Data about app and page elements
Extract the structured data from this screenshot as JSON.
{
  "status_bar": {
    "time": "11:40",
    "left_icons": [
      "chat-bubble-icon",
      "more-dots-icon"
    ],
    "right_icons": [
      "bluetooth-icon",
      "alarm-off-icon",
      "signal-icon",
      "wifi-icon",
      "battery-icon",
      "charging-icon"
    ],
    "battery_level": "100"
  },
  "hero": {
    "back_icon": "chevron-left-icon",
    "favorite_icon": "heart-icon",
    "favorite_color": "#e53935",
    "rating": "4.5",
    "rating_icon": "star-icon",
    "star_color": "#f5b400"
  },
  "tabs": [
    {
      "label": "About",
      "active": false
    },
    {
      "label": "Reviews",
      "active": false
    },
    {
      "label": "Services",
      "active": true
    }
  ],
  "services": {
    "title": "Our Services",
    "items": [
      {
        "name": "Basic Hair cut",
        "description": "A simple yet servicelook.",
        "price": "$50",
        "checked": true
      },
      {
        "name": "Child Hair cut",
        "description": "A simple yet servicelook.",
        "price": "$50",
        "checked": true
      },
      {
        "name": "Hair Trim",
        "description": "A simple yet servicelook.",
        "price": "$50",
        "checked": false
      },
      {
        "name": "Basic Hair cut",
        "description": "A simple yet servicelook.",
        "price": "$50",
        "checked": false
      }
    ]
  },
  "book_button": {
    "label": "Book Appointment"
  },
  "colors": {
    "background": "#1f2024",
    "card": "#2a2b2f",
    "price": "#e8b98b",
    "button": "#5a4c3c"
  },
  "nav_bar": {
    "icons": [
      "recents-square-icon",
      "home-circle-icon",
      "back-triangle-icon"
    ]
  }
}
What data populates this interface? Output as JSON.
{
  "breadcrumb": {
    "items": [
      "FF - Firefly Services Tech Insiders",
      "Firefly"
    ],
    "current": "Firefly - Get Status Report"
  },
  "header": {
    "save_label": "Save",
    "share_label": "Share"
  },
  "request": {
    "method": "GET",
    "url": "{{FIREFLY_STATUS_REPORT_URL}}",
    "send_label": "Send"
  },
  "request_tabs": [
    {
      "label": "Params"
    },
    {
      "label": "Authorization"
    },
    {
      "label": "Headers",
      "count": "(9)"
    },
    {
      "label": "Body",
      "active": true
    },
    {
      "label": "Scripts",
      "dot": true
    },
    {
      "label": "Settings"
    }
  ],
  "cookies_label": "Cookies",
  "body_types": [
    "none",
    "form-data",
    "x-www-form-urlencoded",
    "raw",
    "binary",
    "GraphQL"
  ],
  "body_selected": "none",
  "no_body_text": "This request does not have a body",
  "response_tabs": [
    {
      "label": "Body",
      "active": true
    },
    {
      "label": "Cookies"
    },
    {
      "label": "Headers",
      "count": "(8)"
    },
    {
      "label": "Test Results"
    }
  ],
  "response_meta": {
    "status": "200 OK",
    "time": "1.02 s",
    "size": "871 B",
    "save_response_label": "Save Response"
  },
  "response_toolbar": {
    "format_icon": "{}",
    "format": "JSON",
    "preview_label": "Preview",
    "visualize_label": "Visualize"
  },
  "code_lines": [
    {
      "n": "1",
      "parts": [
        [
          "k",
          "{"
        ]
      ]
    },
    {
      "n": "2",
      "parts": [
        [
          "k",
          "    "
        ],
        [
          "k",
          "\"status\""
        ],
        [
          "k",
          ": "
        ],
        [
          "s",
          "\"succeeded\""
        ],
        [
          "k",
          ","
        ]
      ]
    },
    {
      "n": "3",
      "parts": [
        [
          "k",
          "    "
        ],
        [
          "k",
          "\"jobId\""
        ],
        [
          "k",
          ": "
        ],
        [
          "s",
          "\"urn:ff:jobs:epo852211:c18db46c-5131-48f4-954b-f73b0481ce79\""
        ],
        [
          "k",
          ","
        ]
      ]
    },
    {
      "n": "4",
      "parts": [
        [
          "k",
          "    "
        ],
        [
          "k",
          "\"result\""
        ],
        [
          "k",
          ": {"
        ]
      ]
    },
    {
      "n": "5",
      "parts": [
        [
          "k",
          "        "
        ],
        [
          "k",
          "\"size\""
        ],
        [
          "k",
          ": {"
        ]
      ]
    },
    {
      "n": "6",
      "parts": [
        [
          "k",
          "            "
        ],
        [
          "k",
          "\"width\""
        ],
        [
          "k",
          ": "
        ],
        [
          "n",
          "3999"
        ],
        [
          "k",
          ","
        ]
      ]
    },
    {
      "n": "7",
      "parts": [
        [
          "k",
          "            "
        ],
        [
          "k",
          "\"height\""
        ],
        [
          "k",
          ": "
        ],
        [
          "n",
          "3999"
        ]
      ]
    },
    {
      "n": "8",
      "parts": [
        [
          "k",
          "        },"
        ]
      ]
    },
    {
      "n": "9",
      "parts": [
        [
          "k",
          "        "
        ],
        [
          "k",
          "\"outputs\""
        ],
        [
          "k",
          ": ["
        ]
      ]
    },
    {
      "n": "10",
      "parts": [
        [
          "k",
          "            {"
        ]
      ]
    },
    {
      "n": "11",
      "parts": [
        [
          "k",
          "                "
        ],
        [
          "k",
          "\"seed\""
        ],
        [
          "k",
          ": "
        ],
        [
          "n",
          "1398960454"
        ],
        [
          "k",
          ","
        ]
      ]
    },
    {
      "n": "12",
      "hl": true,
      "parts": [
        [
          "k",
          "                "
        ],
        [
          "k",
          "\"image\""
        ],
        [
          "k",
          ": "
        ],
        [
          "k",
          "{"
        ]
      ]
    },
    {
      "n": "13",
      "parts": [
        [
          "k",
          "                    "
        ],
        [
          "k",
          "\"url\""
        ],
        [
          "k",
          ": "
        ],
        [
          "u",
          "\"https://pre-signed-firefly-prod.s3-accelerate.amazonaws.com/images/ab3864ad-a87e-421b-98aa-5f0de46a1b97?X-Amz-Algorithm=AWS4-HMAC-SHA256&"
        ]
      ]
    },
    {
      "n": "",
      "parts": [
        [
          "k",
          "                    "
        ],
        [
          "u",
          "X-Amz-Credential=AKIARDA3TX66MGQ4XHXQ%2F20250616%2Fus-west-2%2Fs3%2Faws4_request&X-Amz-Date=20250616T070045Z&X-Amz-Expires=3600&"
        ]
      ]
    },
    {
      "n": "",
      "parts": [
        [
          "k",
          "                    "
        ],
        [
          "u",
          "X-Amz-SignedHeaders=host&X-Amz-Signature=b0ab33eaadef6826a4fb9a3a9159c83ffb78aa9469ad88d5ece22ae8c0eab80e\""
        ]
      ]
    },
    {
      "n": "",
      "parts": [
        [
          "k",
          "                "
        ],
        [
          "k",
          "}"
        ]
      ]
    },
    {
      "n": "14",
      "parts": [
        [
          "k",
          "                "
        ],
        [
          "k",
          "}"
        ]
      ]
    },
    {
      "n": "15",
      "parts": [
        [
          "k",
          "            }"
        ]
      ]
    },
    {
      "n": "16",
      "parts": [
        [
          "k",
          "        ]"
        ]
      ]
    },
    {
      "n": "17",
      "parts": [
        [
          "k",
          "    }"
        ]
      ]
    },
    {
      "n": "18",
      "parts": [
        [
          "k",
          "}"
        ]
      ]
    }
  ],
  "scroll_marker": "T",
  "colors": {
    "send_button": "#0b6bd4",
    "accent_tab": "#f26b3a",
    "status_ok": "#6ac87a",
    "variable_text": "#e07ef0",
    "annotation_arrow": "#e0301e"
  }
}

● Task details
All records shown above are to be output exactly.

● Answer
Extract the structured data from this screenshot as JSON.
{
  "status_bar": {
    "time": "11:40",
    "left_icons": [
      "chat-bubble-icon",
      "more-dots-icon"
    ],
    "right_icons": [
      "bluetooth-icon",
      "alarm-off-icon",
      "signal-icon",
      "wifi-icon",
      "battery-icon",
      "charging-icon"
    ],
    "battery_level": "100"
  },
  "hero": {
    "back_icon": "chevron-left-icon",
    "favorite_icon": "heart-icon",
    "favorite_color": "#e53935",
    "rating": "4.5",
    "rating_icon": "star-icon",
    "star_color": "#f5b400"
  },
  "tabs": [
    {
      "label": "About",
      "active": false
    },
    {
      "label": "Reviews",
      "active": false
    },
    {
      "label": "Services",
      "active": true
    }
  ],
  "services": {
    "title": "Our Services",
    "items": [
      {
        "name": "Basic Hair cut",
        "description": "A simple yet servicelook.",
        "price": "$50",
        "checked": true
      },
      {
        "name": "Child Hair cut",
        "description": "A simple yet servicelook.",
        "price": "$50",
        "checked": true
      },
      {
        "name": "Hair Trim",
        "description": "A simple yet servicelook.",
        "price": "$50",
        "checked": false
      },
      {
        "name": "Basic Hair cut",
        "description": "A simple yet servicelook.",
        "price": "$50",
        "checked": false
      }
    ]
  },
  "book_button": {
    "label": "Book Appointment"
  },
  "colors": {
    "background": "#1f2024",
    "card": "#2a2b2f",
    "price": "#e8b98b",
    "button": "#5a4c3c"
  },
  "nav_bar": {
    "icons": [
      "recents-square-icon",
      "home-circle-icon",
      "back-triangle-icon"
    ]
  }
}
What data populates this interface? Output as JSON.
{
  "breadcrumb": {
    "items": [
      "FF - Firefly Services Tech Insiders",
      "Firefly"
    ],
    "current": "Firefly - Get Status Report"
  },
  "header": {
    "save_label": "Save",
    "share_label": "Share"
  },
  "request": {
    "method": "GET",
    "url": "{{FIREFLY_STATUS_REPORT_URL}}",
    "send_label": "Send"
  },
  "request_tabs": [
    {
      "label": "Params"
    },
    {
      "label": "Authorization"
    },
    {
      "label": "Headers",
      "count": "(9)"
    },
    {
      "label": "Body",
      "active": true
    },
    {
      "label": "Scripts",
      "dot": true
    },
    {
      "label": "Settings"
    }
  ],
  "cookies_label": "Cookies",
  "body_types": [
    "none",
    "form-data",
    "x-www-form-urlencoded",
    "raw",
    "binary",
    "GraphQL"
  ],
  "body_selected": "none",
  "no_body_text": "This request does not have a body",
  "response_tabs": [
    {
      "label": "Body",
      "active": true
    },
    {
      "label": "Cookies"
    },
    {
      "label": "Headers",
      "count": "(8)"
    },
    {
      "label": "Test Results"
    }
  ],
  "response_meta": {
    "status": "200 OK",
    "time": "1.02 s",
    "size": "871 B",
    "save_response_label": "Save Response"
  },
  "response_toolbar": {
    "format_icon": "{}",
    "format": "JSON",
    "preview_label": "Preview",
    "visualize_label": "Visualize"
  },
  "code_lines": [
    {
      "n": "1",
      "parts": [
        [
          "k",
          "{"
        ]
      ]
    },
    {
      "n": "2",
      "parts": [
        [
          "k",
          "    "
        ],
        [
          "k",
          "\"status\""
        ],
        [
          "k",
          ": "
        ],
        [
          "s",
          "\"succeeded\""
        ],
        [
          "k",
          ","
        ]
      ]
    },
    {
      "n": "3",
      "parts": [
        [
          "k",
          "    "
        ],
        [
          "k",
          "\"jobId\""
        ],
        [
          "k",
          ": "
        ],
        [
          "s",
          "\"urn:ff:jobs:epo852211:c18db46c-5131-48f4-954b-f73b0481ce79\""
        ],
        [
          "k",
          ","
        ]
      ]
    },
    {
      "n": "4",
      "parts": [
        [
          "k",
          "    "
        ],
        [
          "k",
          "\"result\""
        ],
        [
          "k",
          ": {"
        ]
      ]
    },
    {
      "n": "5",
      "parts": [
        [
          "k",
          "        "
        ],
        [
          "k",
          "\"size\""
        ],
        [
          "k",
          ": {"
        ]
      ]
    },
    {
      "n": "6",
      "parts": [
        [
          "k",
          "            "
        ],
        [
          "k",
          "\"width\""
        ],
        [
          "k",
          ": "
        ],
        [
          "n",
          "3999"
        ],
        [
          "k",
          ","
        ]
      ]
    },
    {
      "n": "7",
      "parts": [
        [
          "k",
          "            "
        ],
        [
          "k",
          "\"height\""
        ],
        [
          "k",
          ": "
        ],
        [
          "n",
          "3999"
        ]
      ]
    },
    {
      "n": "8",
      "parts": [
        [
          "k",
          "        },"
        ]
      ]
    },
    {
      "n": "9",
      "parts": [
        [
          "k",
          "        "
        ],
        [
          "k",
          "\"outputs\""
        ],
        [
          "k",
          ": ["
        ]
      ]
    },
    {
      "n": "10",
      "parts": [
        [
          "k",
          "            {"
        ]
      ]
    },
    {
      "n": "11",
      "parts": [
        [
          "k",
          "                "
        ],
        [
          "k",
          "\"seed\""
        ],
        [
          "k",
          ": "
        ],
        [
          "n",
          "1398960454"
        ],
        [
          "k",
          ","
        ]
      ]
    },
    {
      "n": "12",
      "hl": true,
      "parts": [
        [
          "k",
          "                "
        ],
        [
          "k",
          "\"image\""
        ],
        [
          "k",
          ": "
        ],
        [
          "k",
          "{"
        ]
      ]
    },
    {
      "n": "13",
      "parts": [
        [
          "k",
          "                    "
        ],
        [
          "k",
          "\"url\""
        ],
        [
          "k",
          ": "
        ],
        [
          "u",
          "\"https://pre-signed-firefly-prod.s3-accelerate.amazonaws.com/images/ab3864ad-a87e-421b-98aa-5f0de46a1b97?X-Amz-Algorithm=AWS4-HMAC-SHA256&"
        ]
      ]
    },
    {
      "n": "",
      "parts": [
        [
          "k",
          "                    "
        ],
        [
          "u",
          "X-Amz-Credential=AKIARDA3TX66MGQ4XHXQ%2F20250616%2Fus-west-2%2Fs3%2Faws4_request&X-Amz-Date=20250616T070045Z&X-Amz-Expires=3600&"
        ]
      ]
    },
    {
      "n": "",
      "parts": [
        [
          "k",
          "                    "
        ],
        [
          "u",
          "X-Amz-SignedHeaders=host&X-Amz-Signature=b0ab33eaadef6826a4fb9a3a9159c83ffb78aa9469ad88d5ece22ae8c0eab80e\""
        ]
      ]
    },
    {
      "n": "",
      "parts": [
        [
          "k",
          "                "
        ],
        [
          "k",
          "}"
        ]
      ]
    },
    {
      "n": "14",
      "parts": [
        [
          "k",
          "                "
        ],
        [
          "k",
          "}"
        ]
      ]
    },
    {
      "n": "15",
      "parts": [
        [
          "k",
          "            }"
        ]
      ]
    },
    {
      "n": "16",
      "parts": [
        [
          "k",
          "        ]"
        ]
      ]
    },
    {
      "n": "17",
      "parts": [
        [
          "k",
          "    }"
        ]
      ]
    },
    {
      "n": "18",
      "parts": [
        [
          "k",
          "}"
        ]
      ]
    }
  ],
  "scroll_marker": "T",
  "colors": {
    "send_button": "#0b6bd4",
    "accent_tab": "#f26b3a",
    "status_ok": "#6ac87a",
    "variable_text": "#e07ef0",
    "annotation_arrow": "#e0301e"
  }
}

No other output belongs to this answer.